Though this tug of war between the hips and shoulders are felt in the body, the reason why there was a tug a war in the first place, is because there was a lack of silence in the mind. Essentially, the body did not have the most intelligent signals coming from the mind to produce a harmonious motion. One cannot blame the muscles for this. One has to identify the origin of how muscles move in the first place, and that is of course in the mind.
We have a program that teaches players how to send more intelligent signals from the mind to the body. We are able to teach a player how to think very quietly. We are not concerned with what he is thinking, but how he is thinking. We are able to systematically set up in a player's mind, the same type of thinking that occurs, when a pitcher throws a full pen and walks off the mound as if he had just taken a walk on the beach.

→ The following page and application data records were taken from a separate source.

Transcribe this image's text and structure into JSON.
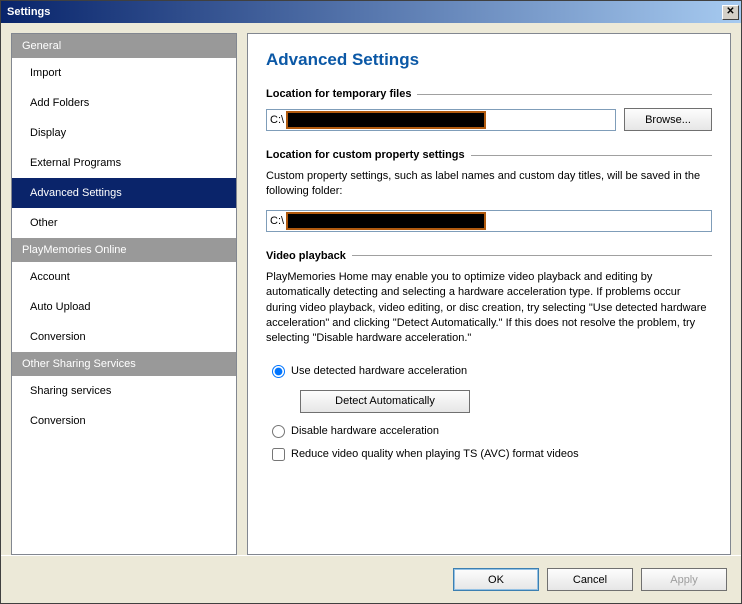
{
  "window": {
    "title": "Settings"
  },
  "sidebar": {
    "groups": [
      {
        "header": "General",
        "items": [
          {
            "label": "Import",
            "selected": false
          },
          {
            "label": "Add Folders",
            "selected": false
          },
          {
            "label": "Display",
            "selected": false
          },
          {
            "label": "External Programs",
            "selected": false
          },
          {
            "label": "Advanced Settings",
            "selected": true
          },
          {
            "label": "Other",
            "selected": false
          }
        ]
      },
      {
        "header": "PlayMemories Online",
        "items": [
          {
            "label": "Account",
            "selected": false
          },
          {
            "label": "Auto Upload",
            "selected": false
          },
          {
            "label": "Conversion",
            "selected": false
          }
        ]
      },
      {
        "header": "Other Sharing Services",
        "items": [
          {
            "label": "Sharing services",
            "selected": false
          },
          {
            "label": "Conversion",
            "selected": false
          }
        ]
      }
    ]
  },
  "content": {
    "title": "Advanced Settings",
    "temp_files": {
      "header": "Location for temporary files",
      "prefix": "C:\\",
      "browse": "Browse..."
    },
    "custom_props": {
      "header": "Location for custom property settings",
      "desc": "Custom property settings, such as label names and custom day titles, will be saved in the following folder:",
      "prefix": "C:\\"
    },
    "video": {
      "header": "Video playback",
      "desc": "PlayMemories Home may enable you to optimize video playback and editing by automatically detecting and selecting a hardware acceleration type. If problems occur during video playback, video editing, or disc creation, try selecting \"Use detected hardware acceleration\" and clicking \"Detect Automatically.\" If this does not resolve the problem, try selecting \"Disable hardware acceleration.\"",
      "radio_use_detected": "Use detected hardware acceleration",
      "detect_button": "Detect Automatically",
      "radio_disable": "Disable hardware acceleration",
      "checkbox_reduce": "Reduce video quality when playing TS (AVC) format videos",
      "selected_radio": "use_detected",
      "reduce_checked": false
    }
  },
  "footer": {
    "ok": "OK",
    "cancel": "Cancel",
    "apply": "Apply"
  }
}
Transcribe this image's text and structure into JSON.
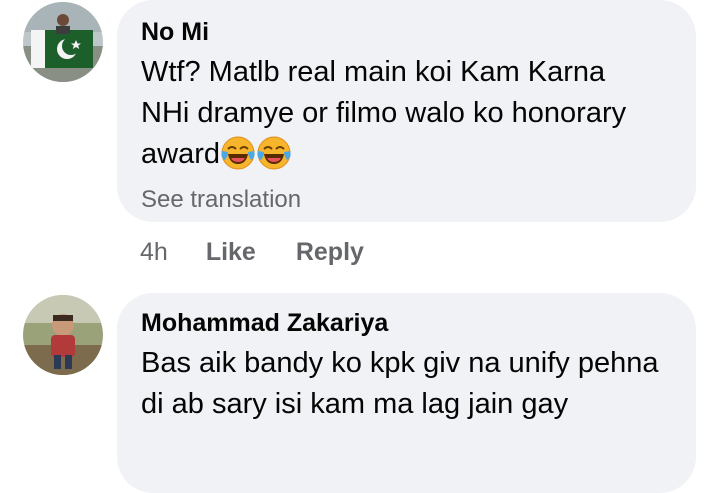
{
  "comments": [
    {
      "author": "No Mi",
      "text": "Wtf? Matlb real main koi Kam Karna NHi dramye or filmo walo ko honorary award",
      "emoji": [
        "face-with-tears-of-joy",
        "face-with-tears-of-joy"
      ],
      "see_translation": "See translation",
      "time": "4h",
      "like_label": "Like",
      "reply_label": "Reply"
    },
    {
      "author": "Mohammad Zakariya",
      "text": "Bas aik bandy ko kpk giv na unify pehna di ab sary isi kam ma lag jain gay"
    }
  ],
  "colors": {
    "bubble_bg": "#f0f2f5",
    "primary_text": "#050505",
    "secondary_text": "#65676b"
  }
}
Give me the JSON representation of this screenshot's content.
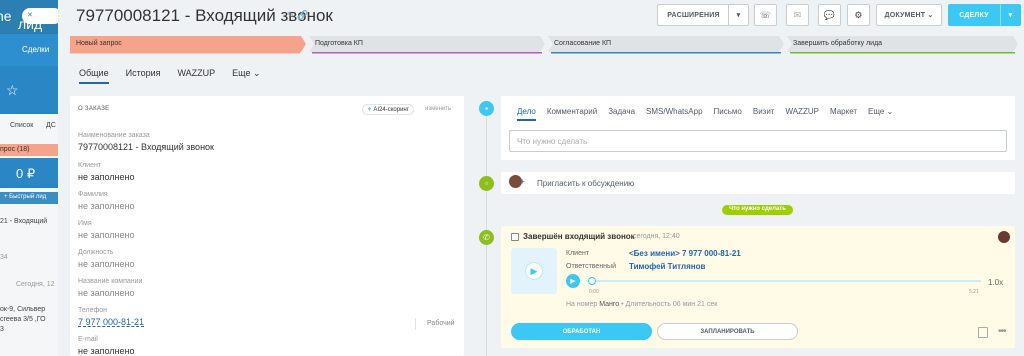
{
  "background": {
    "app_title_fragment": "ne",
    "filter_pill": "лид",
    "deals_label": "Сделки",
    "list_tab": "Список",
    "list_tab_short": "ДС",
    "stage_label": "прос (18)",
    "total_amount": "0 ₽",
    "quick_lead": "+ Быстрый лид",
    "lead_item": "21 - Входящий",
    "lead_item_number": "34",
    "today_label": "Сегодня, 12",
    "address_line1": "ок-9, Сильвер",
    "address_line2": "сгеева 3/5 ,ГО",
    "address_line3": "3"
  },
  "header": {
    "title": "79770008121 - Входящий звонок",
    "edit_icon": "pencil-icon",
    "btn_extensions": "РАСШИРЕНИЯ",
    "btn_dropdown_caret": "▾",
    "btn_phone_icon": "☏",
    "btn_mail_icon": "✉",
    "btn_chat_icon": "💬",
    "btn_settings_icon": "⚙",
    "btn_document": "ДОКУМЕНТ",
    "btn_document_caret": "⌄",
    "btn_deal": "СДЕЛКУ",
    "btn_deal_caret": "▾"
  },
  "stages": [
    {
      "label": "Новый запрос",
      "color": "#f5a38a",
      "underline": "#f5a38a"
    },
    {
      "label": "Подготовка КП",
      "color": "#dfe3e6",
      "underline": "#b457d1"
    },
    {
      "label": "Согласование КП",
      "color": "#dfe3e6",
      "underline": "#2f86d5"
    },
    {
      "label": "Завершить обработку лида",
      "color": "#dfe3e6",
      "underline": "#6cbf2a"
    }
  ],
  "tabs": [
    {
      "label": "Общие",
      "active": true
    },
    {
      "label": "История",
      "active": false
    },
    {
      "label": "WAZZUP",
      "active": false
    },
    {
      "label": "Еще ⌄",
      "active": false
    }
  ],
  "left_card": {
    "heading": "О ЗАКАЗЕ",
    "ai_badge": "AI24-скоринг",
    "change_link": "изменить",
    "fields": [
      {
        "label": "Наименование заказа",
        "value": "79770008121 - Входящий звонок",
        "style": ""
      },
      {
        "label": "Клиент",
        "value": "не заполнено",
        "style": ""
      },
      {
        "label": "Фамилия",
        "value": "не заполнено",
        "style": "muted"
      },
      {
        "label": "Имя",
        "value": "не заполнено",
        "style": "muted"
      },
      {
        "label": "Должность",
        "value": "не заполнено",
        "style": "muted"
      },
      {
        "label": "Название компании",
        "value": "не заполнено",
        "style": "muted"
      },
      {
        "label": "Телефон",
        "value": "7 977 000-81-21",
        "style": "link"
      },
      {
        "label": "E-mail",
        "value": "не заполнено",
        "style": ""
      }
    ],
    "phone_type": "Рабочий"
  },
  "activity": {
    "tabs": [
      "Дело",
      "Комментарий",
      "Задача",
      "SMS/WhatsApp",
      "Письмо",
      "Визит",
      "WAZZUP",
      "Маркет",
      "Еще ⌄"
    ],
    "input_placeholder": "Что нужно сделать",
    "discuss_text": "Пригласить к обсуждению",
    "todo_pill": "Что нужно сделать"
  },
  "call": {
    "title": "Завершён входящий звонок",
    "time": "сегодня, 12:40",
    "client_label": "Клиент",
    "client_value": "<Без имени> 7 977 000-81-21",
    "responsible_label": "Ответственный",
    "responsible_value": "Тимофей Титлянов",
    "time_start": "0:00",
    "time_end": "5:21",
    "speed": "1.0x",
    "info_prefix": "На номер",
    "info_number": "Манго",
    "info_suffix": "• Длительность 06 мин 21 сек",
    "btn_done": "ОБРАБОТАН",
    "btn_plan": "ЗАПЛАНИРОВАТЬ",
    "more": "•••",
    "progress": 0.0
  }
}
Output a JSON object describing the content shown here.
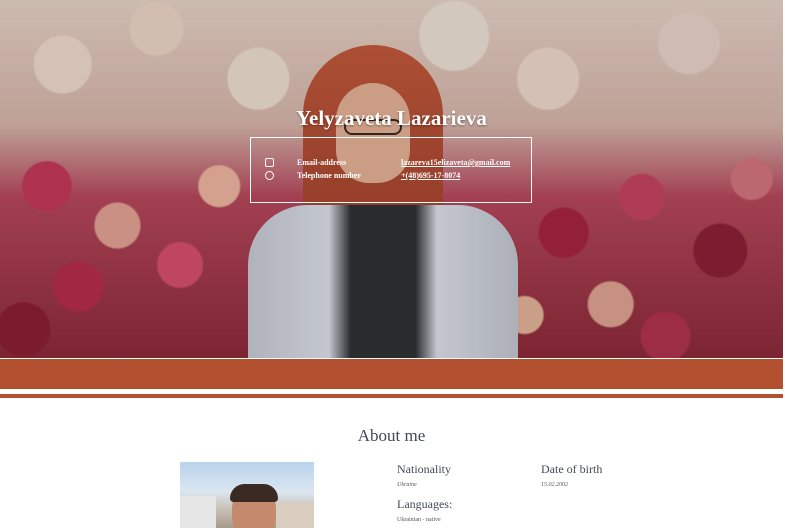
{
  "header": {
    "name": "Yelyzaveta Lazarieva",
    "contacts": [
      {
        "icon": "envelope-icon",
        "label": "Email-address",
        "value": "lazareva15elizaveta@gmail.com"
      },
      {
        "icon": "phone-icon",
        "label": "Telephone number",
        "value": "+(48)695-17-8074"
      }
    ]
  },
  "about": {
    "title": "About me",
    "nationality_label": "Nationality",
    "nationality_value": "Ukraine",
    "dob_label": "Date of birth",
    "dob_value": "15.02.2002",
    "languages_label": "Languages:",
    "languages_value": "Ukrainian - native"
  },
  "colors": {
    "accent": "#b2502f",
    "text": "#444a52"
  }
}
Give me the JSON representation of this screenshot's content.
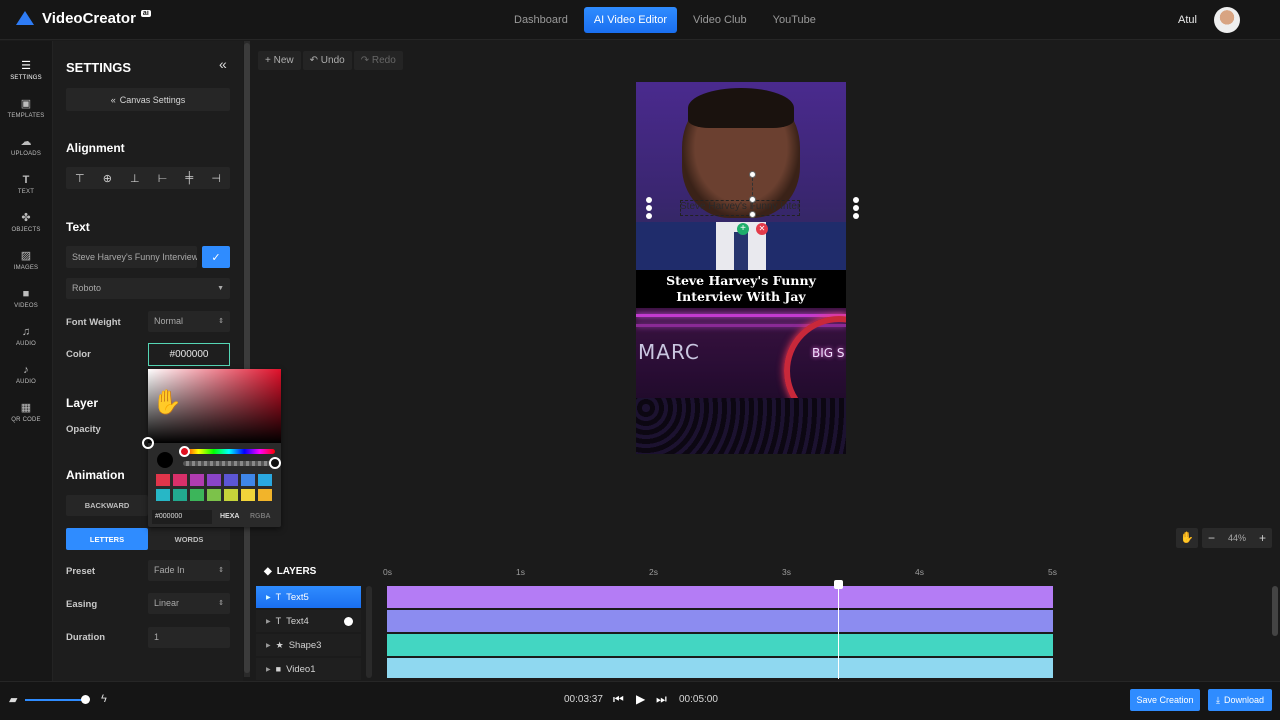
{
  "app": {
    "name": "VideoCreator",
    "badge": "ai"
  },
  "nav": {
    "items": [
      "Dashboard",
      "AI Video Editor",
      "Video Club",
      "YouTube"
    ],
    "active": "AI Video Editor"
  },
  "user": {
    "name": "Atul"
  },
  "rail": [
    {
      "label": "SETTINGS",
      "icon": "sliders-icon"
    },
    {
      "label": "TEMPLATES",
      "icon": "templates-icon"
    },
    {
      "label": "UPLOADS",
      "icon": "cloud-upload-icon"
    },
    {
      "label": "TEXT",
      "icon": "text-icon"
    },
    {
      "label": "OBJECTS",
      "icon": "objects-icon"
    },
    {
      "label": "IMAGES",
      "icon": "image-icon"
    },
    {
      "label": "VIDEOS",
      "icon": "video-camera-icon"
    },
    {
      "label": "AUDIO",
      "icon": "music-list-icon"
    },
    {
      "label": "AUDIO",
      "icon": "microphone-icon"
    },
    {
      "label": "QR CODE",
      "icon": "qr-code-icon"
    }
  ],
  "settings": {
    "title": "SETTINGS",
    "canvas_button": "Canvas Settings",
    "alignment_title": "Alignment",
    "text_title": "Text",
    "text_value": "Steve Harvey's Funny Interview With Jay",
    "font": "Roboto",
    "font_weight_label": "Font Weight",
    "font_weight": "Normal",
    "color_label": "Color",
    "color_value": "#000000",
    "layer_title": "Layer",
    "opacity_label": "Opacity",
    "animation_title": "Animation",
    "direction": "BACKWARD",
    "anim_tabs": [
      "LETTERS",
      "WORDS"
    ],
    "preset_label": "Preset",
    "preset": "Fade In",
    "easing_label": "Easing",
    "easing": "Linear",
    "duration_label": "Duration",
    "duration": "1"
  },
  "picker": {
    "hex": "#000000",
    "modes": [
      "HEXA",
      "RGBA"
    ],
    "swatches": [
      "#e0354a",
      "#d8306a",
      "#b03cb0",
      "#8a44c8",
      "#5c56d4",
      "#3f86e8",
      "#2aa8e0",
      "#27b7c6",
      "#22a98f",
      "#3cb55a",
      "#7cc24a",
      "#c6d43a",
      "#f2d43a",
      "#f2b42a"
    ]
  },
  "toolbar": {
    "new": "+ New",
    "undo": "↶ Undo",
    "redo": "↷ Redo"
  },
  "canvas": {
    "caption_line1": "Steve Harvey's Funny",
    "caption_line2": "Interview With Jay",
    "selected_text": "Steve Harvey's Funny Interview",
    "sign_left": "MARC",
    "sign_right": "BIG S"
  },
  "zoom": {
    "value": "44%"
  },
  "layers": {
    "title": "LAYERS",
    "items": [
      {
        "name": "Text5",
        "icon": "T",
        "color": "#b47cf5"
      },
      {
        "name": "Text4",
        "icon": "T",
        "color": "#8c8cf0"
      },
      {
        "name": "Shape3",
        "icon": "★",
        "color": "#43d6c2"
      },
      {
        "name": "Video1",
        "icon": "■",
        "color": "#8fd8f0"
      }
    ]
  },
  "timeline": {
    "ticks": [
      "0s",
      "1s",
      "2s",
      "3s",
      "4s",
      "5s"
    ]
  },
  "playback": {
    "current": "00:03:37",
    "total": "00:05:00"
  },
  "actions": {
    "save": "Save Creation",
    "download": "Download"
  }
}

One of the ways we are able to accomplish this, is for him to focus on the inaction in a pitching motion. The inaction being the time before he throws and the time after he throws. We call this being in the gap. When a player is in the gap, his mind is infused with silence and freedom, and therefore his body will be infused with similar qualities. This will allow all the moving parts to work in more unison and help prevent injuries.
I am including comments from some of the Major and Minor League players, with whom we've worked, about how being in the gap can reduce injuries.
Bobby Keppel—Minnesota Twins
- “This was my healthiest year”
- “Never needed to ask for a day off to rest my arm”
- “Body working more in unison when in the gap, therefore will always reduce injuries”
- "Will reduce oblique injuries for sure”
Nick Green—Boston Red Sox
- “Everything is so fluid when in the gap”
- “Body works in more unison”
- “Don't feel any strain or soreness when in the gap”
- “Everything works as it's suppose to”
- “Will definitely reduce oblique injuries”
Rocky Cherry—Boston Red Sox
- “When in the gap, the body just flows easily”
- “When not in the gap, I feel more tension in the muscles”
- “Everything works in more unison”
- “Easier to find the correct arm slot”
- "Less effort will always reduce injuries”